__What to work on__: State how many lines in these records contain the word "info", and nothing else.
⁂
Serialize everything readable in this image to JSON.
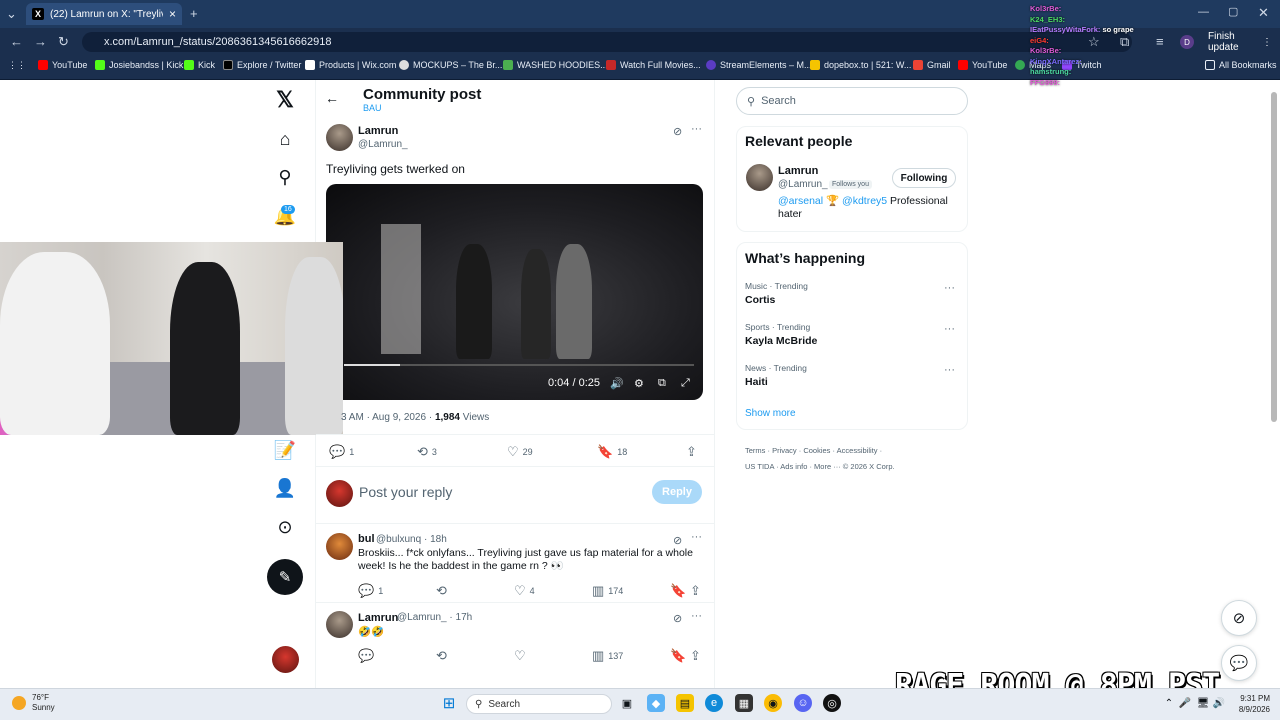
{
  "browser": {
    "tab_title": "(22) Lamrun on X: \"Treyliving ge",
    "url": "x.com/Lamrun_/status/2086361345616662918",
    "finish_update": "Finish update",
    "profile_initial": "D",
    "bookmarks": [
      "YouTube",
      "Josiebandss | Kick",
      "Kick",
      "Explore / Twitter",
      "Products | Wix.com",
      "MOCKUPS – The Br...",
      "WASHED HOODIES...",
      "Watch Full Movies...",
      "StreamElements – M...",
      "dopebox.to | 521: W...",
      "Gmail",
      "YouTube",
      "Maps",
      "Twitch"
    ],
    "all_bookmarks": "All Bookmarks"
  },
  "chat": [
    {
      "user": "Kol3rBe:",
      "msg": ""
    },
    {
      "user": "K24_EH3:",
      "msg": ""
    },
    {
      "user": "IEatPussyWitaFork:",
      "msg": "so grape"
    },
    {
      "user": "eiG4:",
      "msg": ""
    },
    {
      "user": "Kol3rBe:",
      "msg": ""
    },
    {
      "user": "KingXAntarez:",
      "msg": ""
    },
    {
      "user": "hamstrung:",
      "msg": ""
    },
    {
      "user": "FFG999:",
      "msg": ""
    }
  ],
  "nav": {
    "notification_count": "16"
  },
  "post": {
    "header_title": "Community post",
    "header_sub": "BAU",
    "author_name": "Lamrun",
    "author_handle": "@Lamrun_",
    "text": "Treyliving gets twerked on",
    "video_time": "0:04 / 0:25",
    "timestamp": "3 AM · Aug 9, 2026 · ",
    "views_count": "1,984",
    "views_label": " Views",
    "replies": "1",
    "reposts": "3",
    "likes": "29",
    "bookmarks": "18",
    "reply_placeholder": "Post your reply",
    "reply_button": "Reply"
  },
  "replies": [
    {
      "name": "bul",
      "handle_time": "@bulxunq · 18h",
      "text": "Broskiis... f*ck onlyfans... Treyliving just gave us fap material for a whole week! Is he the baddest in the game rn ? 👀",
      "replies": "1",
      "likes": "4",
      "views": "174"
    },
    {
      "name": "Lamrun",
      "handle_time": "@Lamrun_ · 17h",
      "text": "🤣🤣",
      "views": "137"
    }
  ],
  "sidebar": {
    "search_placeholder": "Search",
    "relevant_title": "Relevant people",
    "person_name": "Lamrun",
    "person_handle": "@Lamrun_",
    "follows_you": "Follows you",
    "following_btn": "Following",
    "bio_link1": "@arsenal",
    "bio_link2": "@kdtrey5",
    "bio_rest": " Professional hater",
    "happening_title": "What’s happening",
    "trends": [
      {
        "category": "Music · Trending",
        "name": "Cortis"
      },
      {
        "category": "Sports · Trending",
        "name": "Kayla McBride"
      },
      {
        "category": "News · Trending",
        "name": "Haiti"
      }
    ],
    "show_more": "Show more",
    "footer_line1": "Terms · Privacy · Cookies · Accessibility ·",
    "footer_line2": "US TIDA · Ads info · More ··· © 2026 X Corp."
  },
  "overlay": {
    "stream_text": "RAGE ROOM @ 8PM PST"
  },
  "taskbar": {
    "temperature": "76°F",
    "condition": "Sunny",
    "search": "Search",
    "time": "9:31 PM",
    "date": "8/9/2026"
  }
}
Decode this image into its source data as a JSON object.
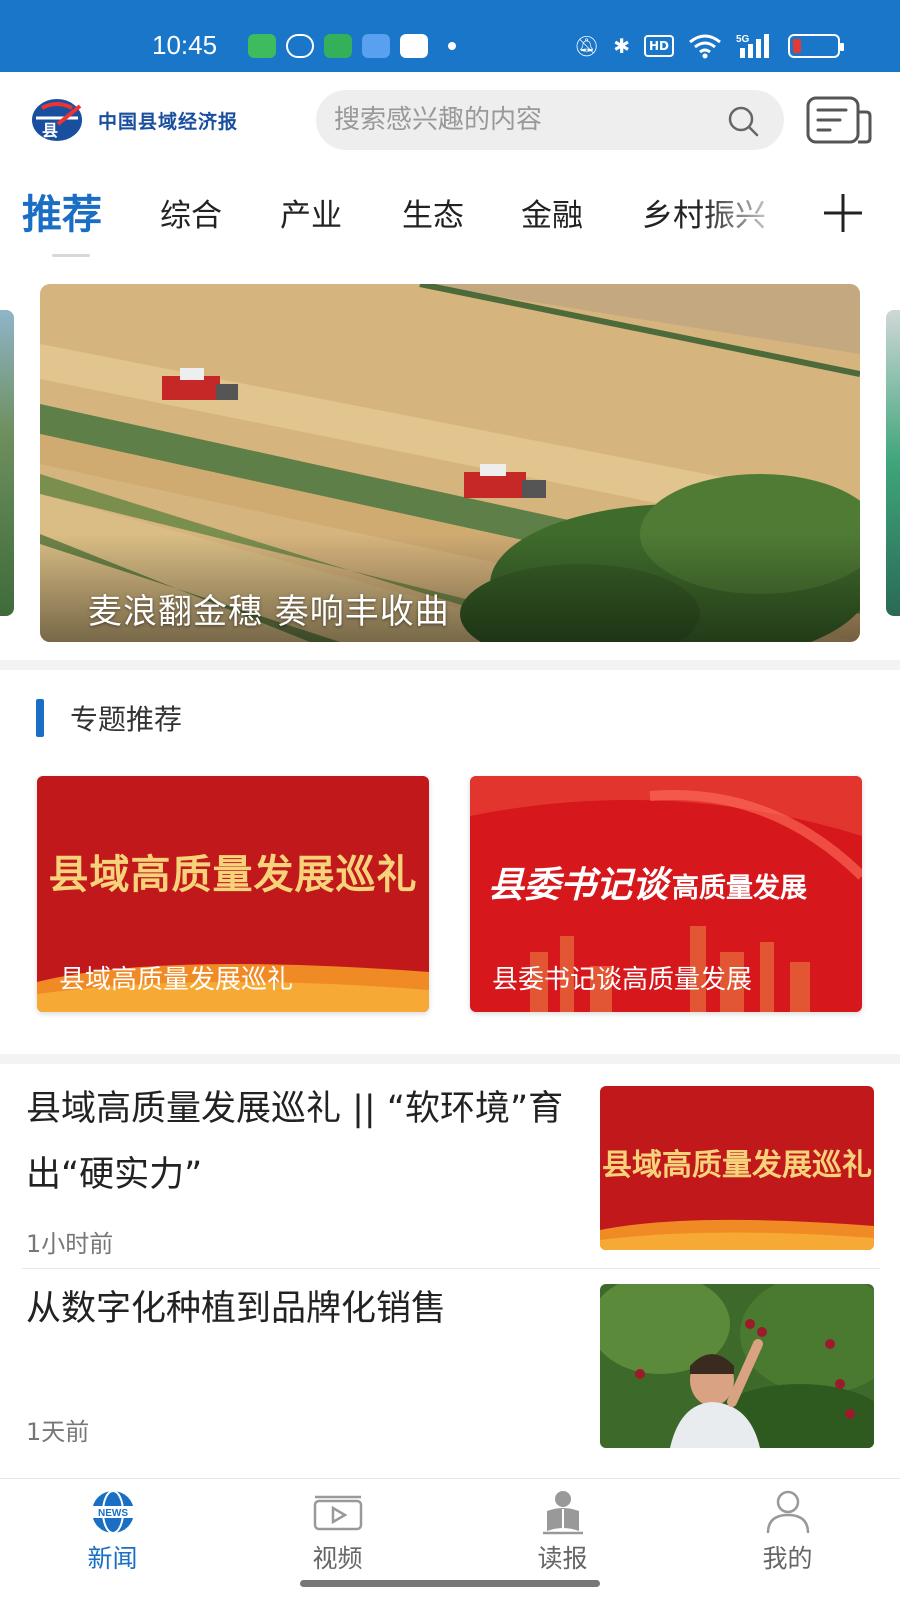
{
  "status_bar": {
    "time": "10:45",
    "network": "5G",
    "hd_label": "HD"
  },
  "header": {
    "logo_text": "中国县域经济报",
    "search": {
      "placeholder": "搜索感兴趣的内容"
    }
  },
  "channels": {
    "active": "推荐",
    "tabs": [
      "推荐",
      "综合",
      "产业",
      "生态",
      "金融",
      "乡村振兴"
    ]
  },
  "banner": {
    "title": "麦浪翻金穗 奏响丰收曲"
  },
  "topics": {
    "title": "专题推荐",
    "cards": [
      {
        "art_text": "县域高质量发展巡礼",
        "label": "县域高质量发展巡礼"
      },
      {
        "art_big": "县委书记谈",
        "art_small": "高质量发展",
        "label": "县委书记谈高质量发展"
      }
    ]
  },
  "news": [
    {
      "title": "县域高质量发展巡礼 || “软环境”育出“硬实力”",
      "time": "1小时前",
      "thumb_text": "县域高质量发展巡礼"
    },
    {
      "title": "从数字化种植到品牌化销售",
      "time": "1天前"
    }
  ],
  "bottom_nav": {
    "items": [
      {
        "label": "新闻",
        "icon": "news-globe-icon",
        "active": true
      },
      {
        "label": "视频",
        "icon": "video-icon",
        "active": false
      },
      {
        "label": "读报",
        "icon": "read-paper-icon",
        "active": false
      },
      {
        "label": "我的",
        "icon": "profile-icon",
        "active": false
      }
    ]
  },
  "colors": {
    "status_bar": "#1976c8",
    "accent": "#1a6fc5",
    "topic_red": "#c1181b",
    "topic_gold": "#f6d37a"
  }
}
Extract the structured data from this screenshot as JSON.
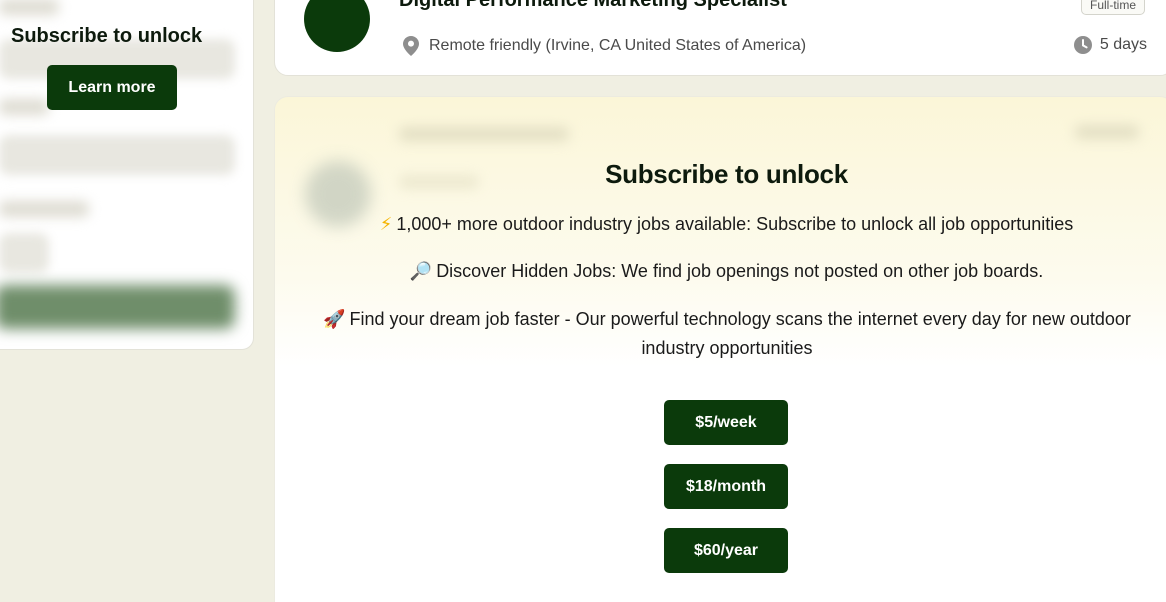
{
  "sidebar": {
    "title": "Subscribe to unlock",
    "learn_more_label": "Learn more"
  },
  "job": {
    "title": "Digital Performance Marketing Specialist",
    "location": "Remote friendly (Irvine, CA United States of America)",
    "type_badge": "Full-time",
    "posted_age": "5 days",
    "logo_color": "#0b3a0b"
  },
  "paywall": {
    "title": "Subscribe to unlock",
    "lines": [
      {
        "icon": "lightning-icon",
        "glyph": "⚡",
        "text": "1,000+ more outdoor industry jobs available: Subscribe to unlock all job opportunities"
      },
      {
        "icon": "magnifier-icon",
        "glyph": "🔎",
        "text": "Discover Hidden Jobs: We find job openings not posted on other job boards."
      },
      {
        "icon": "rocket-icon",
        "glyph": "🚀",
        "text": "Find your dream job faster - Our powerful technology scans the internet every day for new outdoor industry opportunities"
      }
    ],
    "prices": [
      {
        "label": "$5/week"
      },
      {
        "label": "$18/month"
      },
      {
        "label": "$60/year"
      }
    ]
  },
  "colors": {
    "accent": "#0b3a0b",
    "page_bg": "#f0efe2",
    "paywall_gradient_top": "#fbf6d8"
  }
}
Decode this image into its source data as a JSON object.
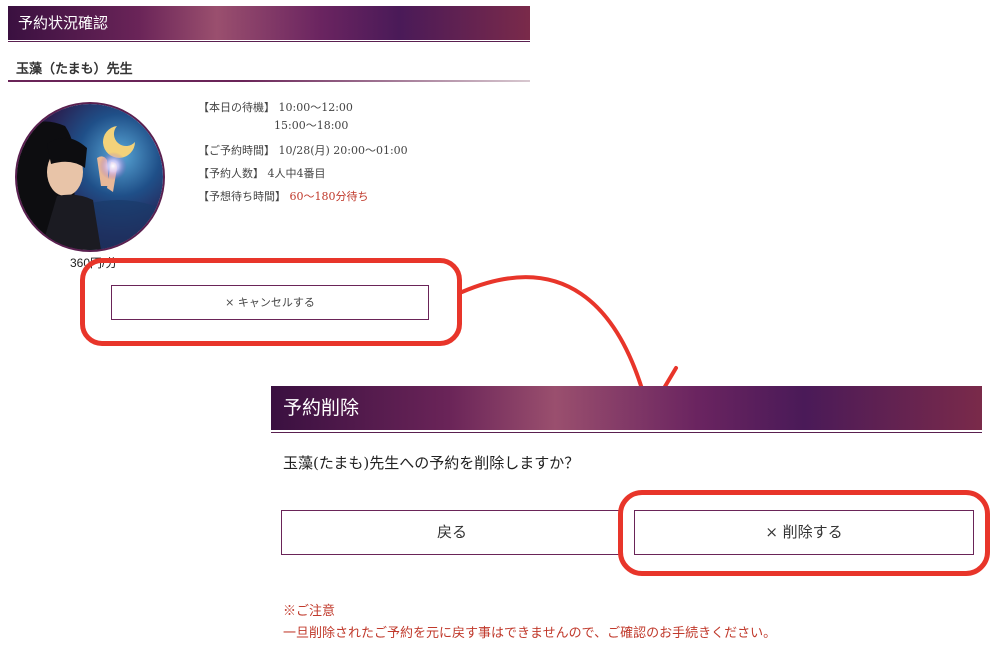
{
  "status_panel": {
    "header": "予約状況確認",
    "teacher_name": "玉藻（たまも）先生",
    "price": "360円/分",
    "info": {
      "wait_label": "【本日の待機】",
      "wait_times": [
        "10:00〜12:00",
        "15:00〜18:00"
      ],
      "reserve_time_label": "【ご予約時間】",
      "reserve_time": "10/28(月) 20:00〜01:00",
      "count_label": "【予約人数】",
      "count": "4人中4番目",
      "expected_label": "【予想待ち時間】",
      "expected": "60〜180分待ち"
    },
    "cancel_button": "× キャンセルする"
  },
  "dialog": {
    "header": "予約削除",
    "question": "玉藻(たまも)先生への予約を削除しますか？",
    "back_button": "戻る",
    "delete_button": "× 削除する",
    "notice_title": "※ご注意",
    "notice_body": "一旦削除されたご予約を元に戻す事はできませんので、ご確認のお手続きください。"
  },
  "colors": {
    "accent": "#6a2458",
    "highlight": "#e8352a",
    "warning_text": "#c0392b"
  }
}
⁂
__Reply to the task__: 2